A Wisconsin city is forging ahead with ballot collection efforts at a park Saturday despite state Republican lawmakers sending a cease-and-desist letter to the city clerk's office to stop the initiative.
State GOP officials say that the event in Madison, which is intended to remove potential voter hurdles associated with casting absentee ballots, is considered ballot harvesting and illegal early voting.
“The threat that this procedure poses to ballot integrity is manifestly obvious,” Misha Tseytlin, former state solicitor general, wrote on behalf of Senate Majority Leader Scott Fitzgerald, R-Juneau, and Assembly Speaker Robin Vos, R-Rochester, according to reports by the Wisconsin State Journal.

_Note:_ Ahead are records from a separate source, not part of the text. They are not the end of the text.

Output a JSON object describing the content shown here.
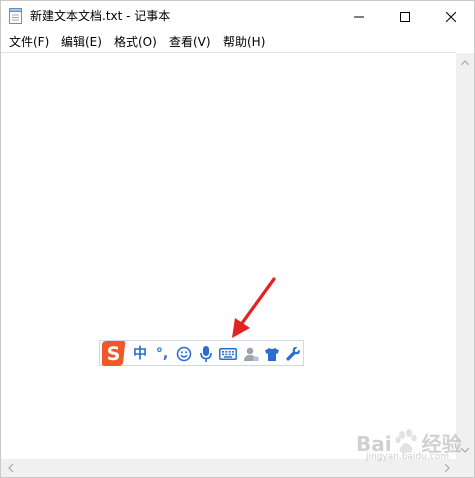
{
  "window": {
    "title": "新建文本文档.txt - 记事本"
  },
  "menu": {
    "file": "文件(F)",
    "edit": "编辑(E)",
    "format": "格式(O)",
    "view": "查看(V)",
    "help": "帮助(H)"
  },
  "ime": {
    "mode_label": "中",
    "punct_label": "°,",
    "icons": [
      "sogou-logo-icon",
      "emoji-icon",
      "microphone-icon",
      "keyboard-icon",
      "user-icon",
      "skin-icon",
      "wrench-icon"
    ]
  },
  "watermark": {
    "brand": "Bai",
    "suffix": "经验",
    "url": "jingyan.baidu.com"
  },
  "colors": {
    "ime_blue": "#2a6fd0",
    "sogou_orange": "#f0582a",
    "arrow_red": "#e32222"
  }
}
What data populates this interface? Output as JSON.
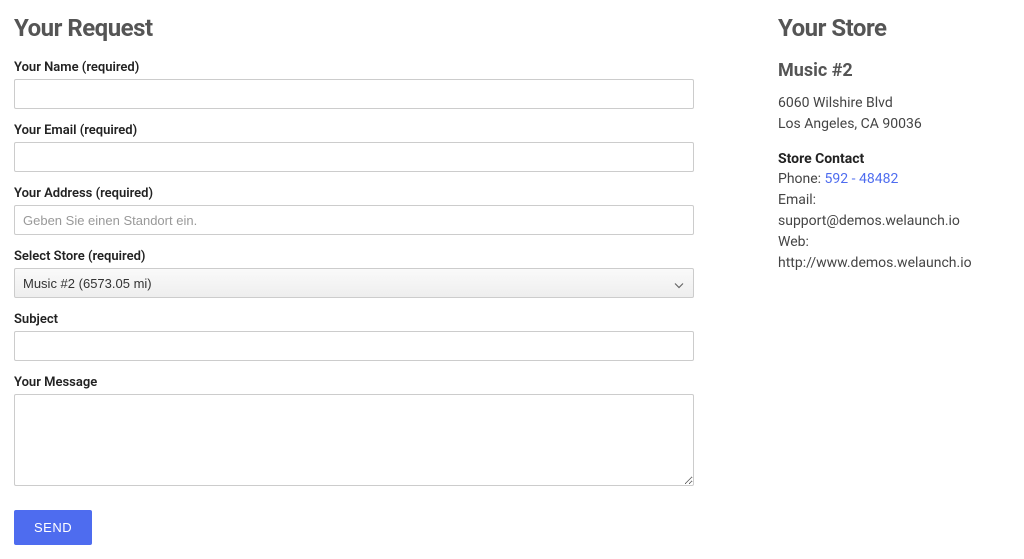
{
  "request": {
    "heading": "Your Request",
    "fields": {
      "name": {
        "label": "Your Name (required)"
      },
      "email": {
        "label": "Your Email (required)"
      },
      "address": {
        "label": "Your Address (required)",
        "placeholder": "Geben Sie einen Standort ein."
      },
      "store": {
        "label": "Select Store (required)",
        "selected": "Music #2 (6573.05 mi)"
      },
      "subject": {
        "label": "Subject"
      },
      "message": {
        "label": "Your Message"
      }
    },
    "submit_label": "SEND"
  },
  "store": {
    "heading": "Your Store",
    "name": "Music #2",
    "address_line1": "6060 Wilshire Blvd",
    "address_line2": "Los Angeles, CA 90036",
    "contact_heading": "Store Contact",
    "phone_label": "Phone: ",
    "phone_value": "592 - 48482",
    "email_label": "Email: ",
    "email_value": "support@demos.welaunch.io",
    "web_label": "Web: ",
    "web_value": "http://www.demos.welaunch.io"
  }
}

“Poll workers will attempt to collect absentee ballots at over 200 unsecured, outdoor locations, and only deliver these ballots to the City Clerk’s Office at the end of the six-hour campaign,” Tseytlin, wrote in the letter to City Clerk Maribeth Witzel-Behl. “There could be no justification for this ad hoc, unsecure, and unlawful approach that your campaign appears to be creating.”
However, Witzel-Behl, whose office is funding the event entirely, has clarified that no voters will be given a ballot at the events -- hence no illegal early voting-- and instead participants will only be allowed to register to vote, ask questions about the process, or drop of their absentee ballots, which will then be delivered to the city clerk's office.
In addition, city poll workers will be in charge of receiving the absentee ballots securely, in accordance with government mandates that prohibit illegal ballot dropboxes or non-poll workers from delivering ballots to election officials.
Poll workers will also provide as a witness to absentee ballots -- a stipulation in effect in only a handful of states including Wisconsin -- that activists say could potentially discourage first-time voters and others in minority communities from casting their ballots this year.
The event comes just weeks before the November presidential election, which has been steeped in controversy about the security of casting absentee ballots, a method that is expected to be utilized in record numbers this year due to the coronavirus pandemic.
Wisconsin, a battleground state that President Trump marginally won in 2016, is expected to be a crucial race between him and Democratic opponent Joe Biden.
Despite Republicans saying that ballots would not be protected during the six-hour event, the city clerk's office invited all lawmakers to attend the events to ensure they were being carried out with the appropriate oversight.